The Rapid Development Connector team tested a variety of materials for the connector and rapidly fabricated multiple design iterations, saving time and money.

Using 3D printing, metal is printed layer by layer for a newly designed cable connector. (Video by Craig Fritz) Click on the thumbnail to watch.

“Our team worked through multiple designs with Petterborg and we were able to turn around parts for testing in weeks, sometimes even days,” said Michael Gallegos, the staff member leading the Rapid Development Connector project at the Advanced Materials Lab. “Having a direct line of communication with the people involved in operating the tools and assembling the parts helps provide the best engineering solution.”

Without the Advanced Materials Lab, Petterborg would have sent his designs to an outside manufacturer to be produced, taking anywhere from three to six months for each iteration of prototyping.

“Use of additive manufacturing for both the prototyping and production allowed me to fail and iterate quickly and improve on previous designs, often in less than a week,” Petterborg said. “Failing is a natural part of the design process.
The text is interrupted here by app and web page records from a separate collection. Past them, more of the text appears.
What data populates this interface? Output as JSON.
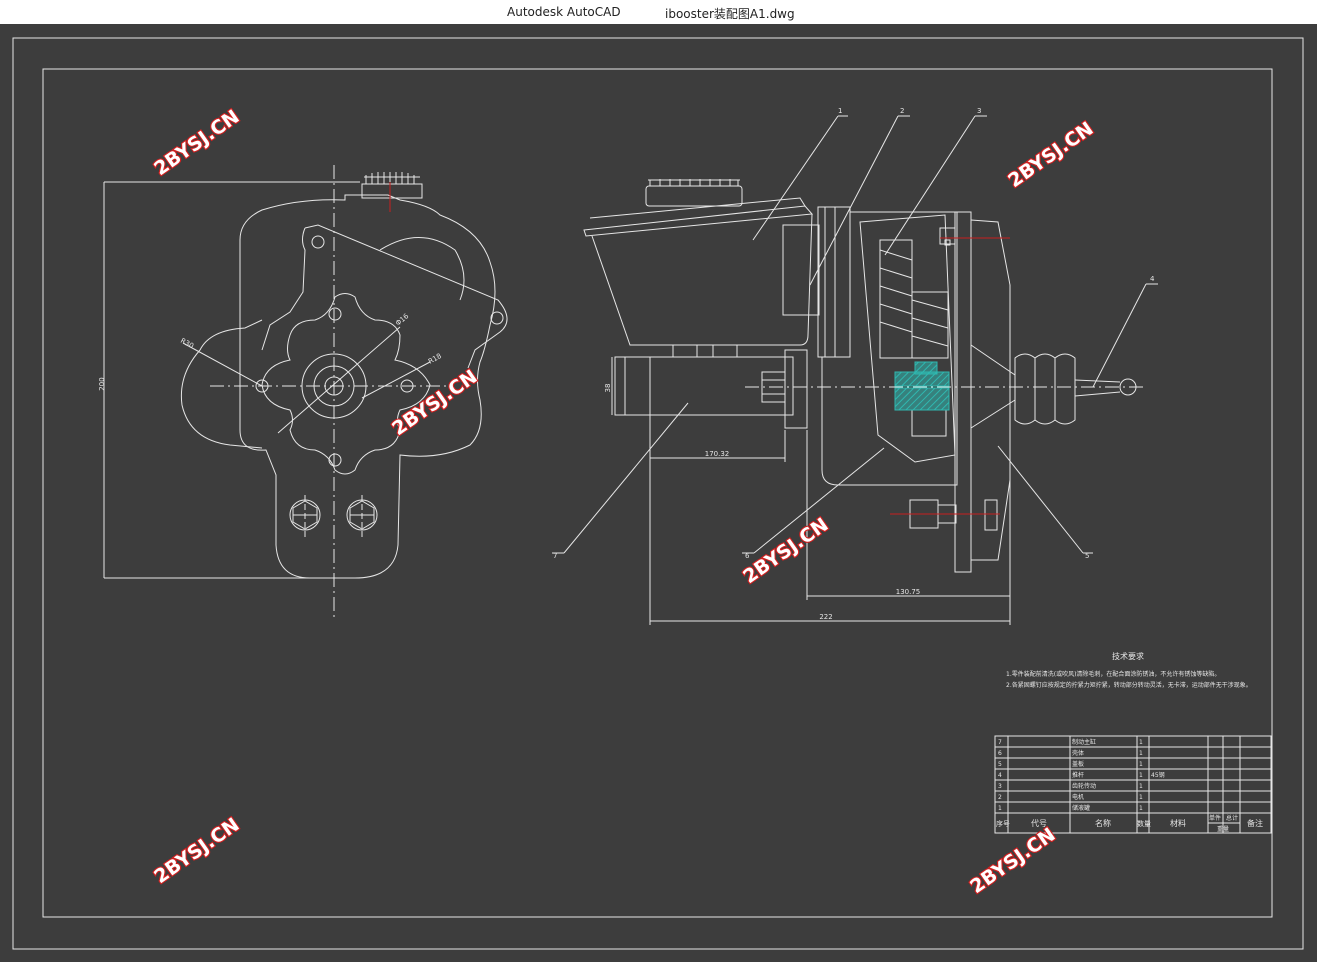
{
  "window": {
    "app_name": "Autodesk AutoCAD",
    "file_name": "ibooster装配图A1.dwg"
  },
  "drawing": {
    "balloons": [
      "1",
      "2",
      "3",
      "4",
      "5",
      "6",
      "7"
    ],
    "dimensions": {
      "front_height": "200",
      "radius_1": "R30",
      "diameter": "Φ16",
      "radius_2": "R18",
      "side_height": "38",
      "length_1": "170.32",
      "length_2": "130.75",
      "length_3": "222"
    },
    "technical_requirements": {
      "title": "技术要求",
      "lines": [
        "1.零件装配前清洗(或吹风)清除毛刺，在配合面涂防锈油，不允许有锈蚀等缺陷。",
        "2.各紧固螺钉应按规定的拧紧力矩拧紧，转动部分转动灵活，无卡滞，运动部件无干涉现象。"
      ]
    },
    "bom": {
      "headers": [
        "序号",
        "代号",
        "名称",
        "数量",
        "材料",
        "单件",
        "总计",
        "备注"
      ],
      "weight_label": "重量",
      "rows": [
        {
          "no": "7",
          "name": "制动主缸",
          "qty": "1",
          "material": ""
        },
        {
          "no": "6",
          "name": "壳体",
          "qty": "1",
          "material": ""
        },
        {
          "no": "5",
          "name": "盖板",
          "qty": "1",
          "material": ""
        },
        {
          "no": "4",
          "name": "推杆",
          "qty": "1",
          "material": "45钢"
        },
        {
          "no": "3",
          "name": "齿轮传动",
          "qty": "1",
          "material": ""
        },
        {
          "no": "2",
          "name": "电机",
          "qty": "1",
          "material": ""
        },
        {
          "no": "1",
          "name": "储液罐",
          "qty": "1",
          "material": ""
        }
      ]
    },
    "watermark": "2BYSJ.CN"
  },
  "colors": {
    "background": "#3d3d3d",
    "lines": "#e6e6e6",
    "centerline_red": "#c81e1e",
    "hatch_cyan": "#2fb8b0",
    "watermark_stroke": "#d41f1f"
  }
}
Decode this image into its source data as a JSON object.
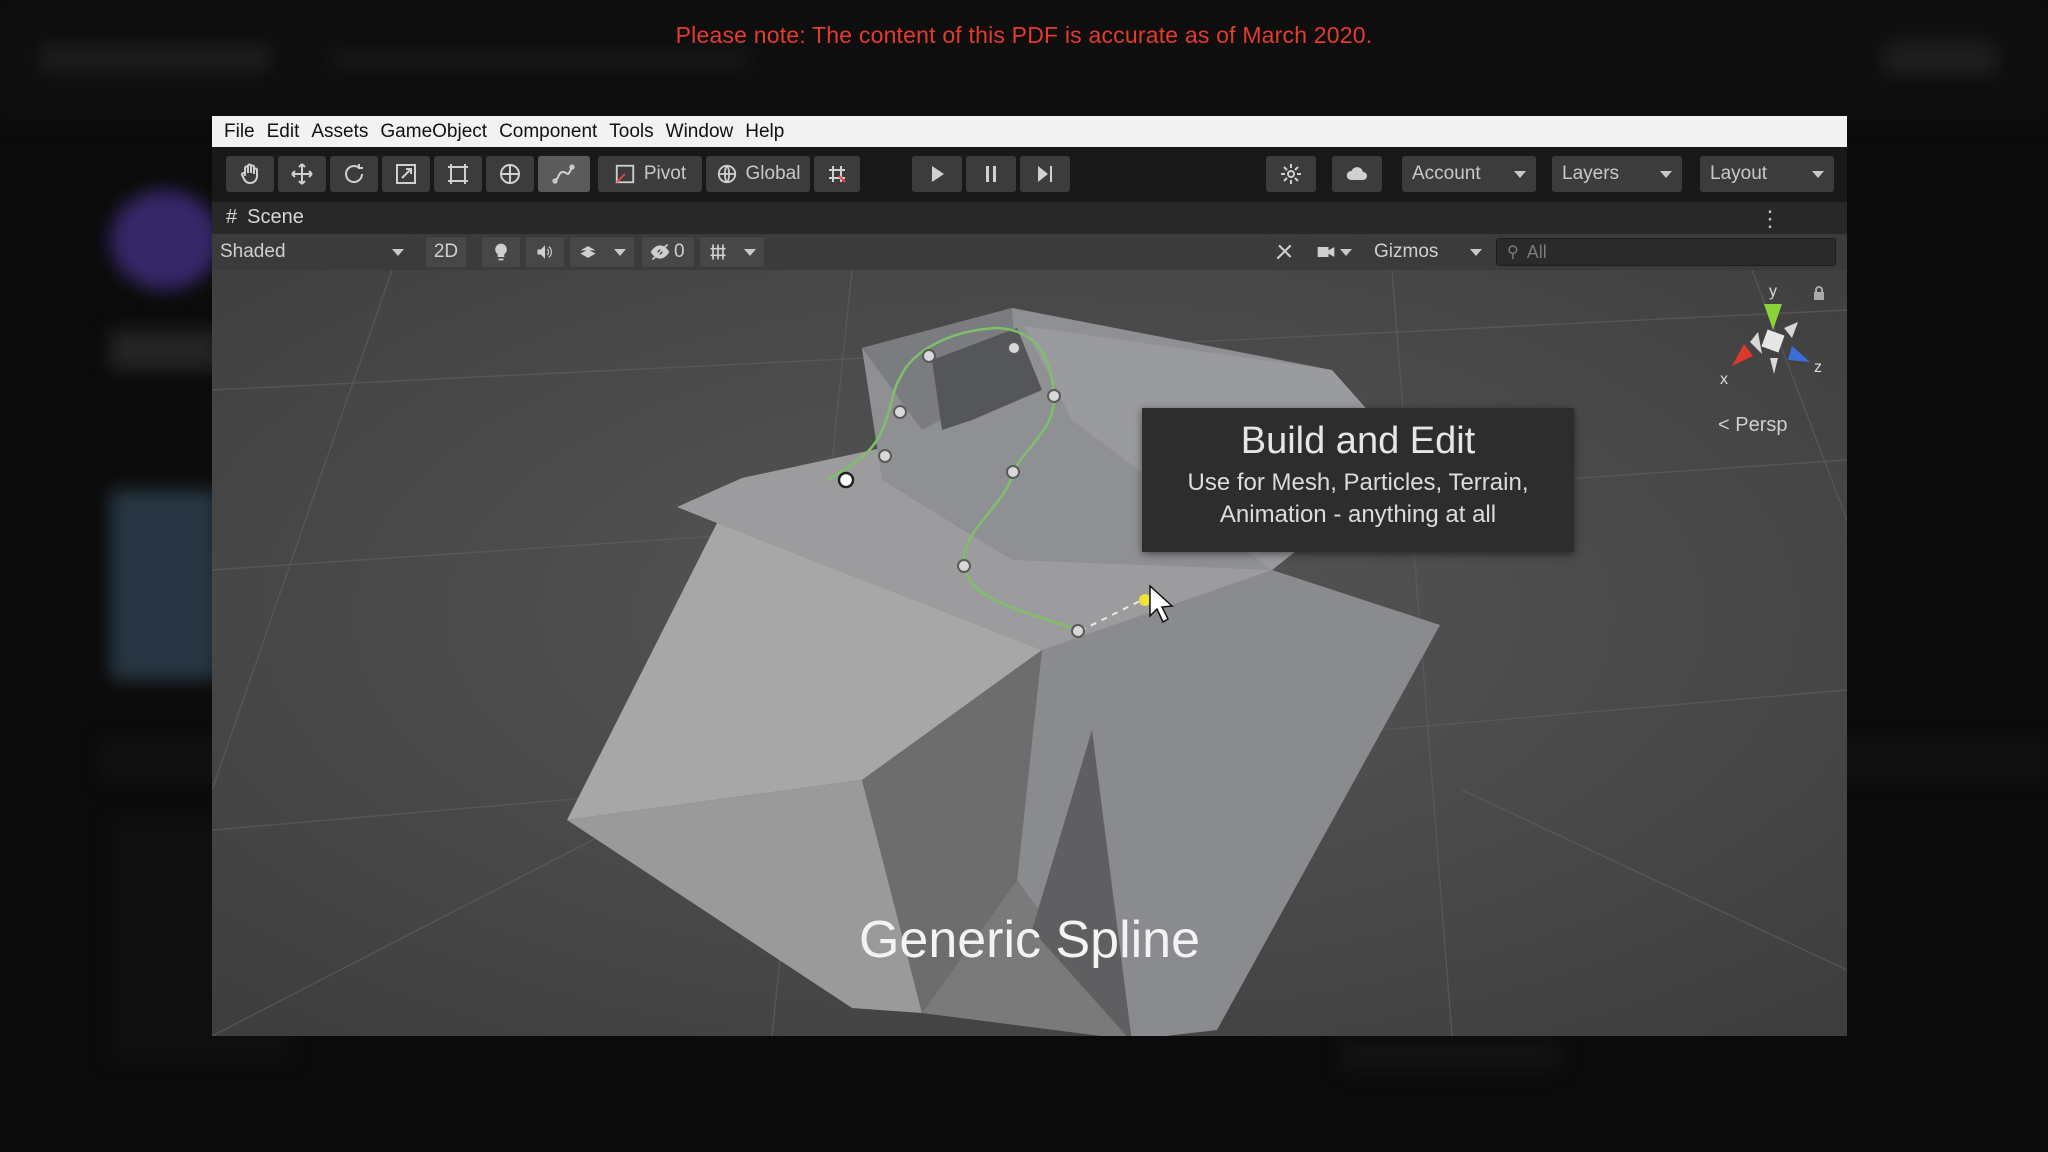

Failing quickly, learning and improving on the previous failures faster means a better end result. I was able to narrow in on the most successful paths and then refine the results to meet the requirements in a shortened timeframe.”

Tapping into Sandia’s knowledge base

Petterborg acknowledged he could not have accomplished designing the new connectors without the help of his colleagues.

“At Sandia, we have one of the greatest, deepest knowledge bases of any place in the world,” he said.

Petterborg called on the expertise of machinists across the Labs. He said the input he received from colleagues helped him optimize the design of the connector.

“Working with the various groups at Sandia, I’ve only encountered people who are excited to help and be involved,” Petterborg said. “It’s as much fun for them as it is to me.”

The team’s accomplishment has been getting a lot of attention. Deputy Labs Director Laura McGill recently demonstrated the connector assembly to congressional staff members.

Sandia National Laboratories is a multimission laboratory operated by National Technology and Engineering Solutions of Sandia LLC, a wholly owned subsidiary of Honeywell International Inc., for the U.S. Department of Energy’s National Nuclear Security Administration. Sandia Labs has major research and development responsibilities in nuclear deterrence, global security, defense, energy technologies and economic competitiveness, with main facilities in Albuquerque, New Mexico, and Livermore, California.

Sandia news media contact: Kenny Vigil,, 505-537-1528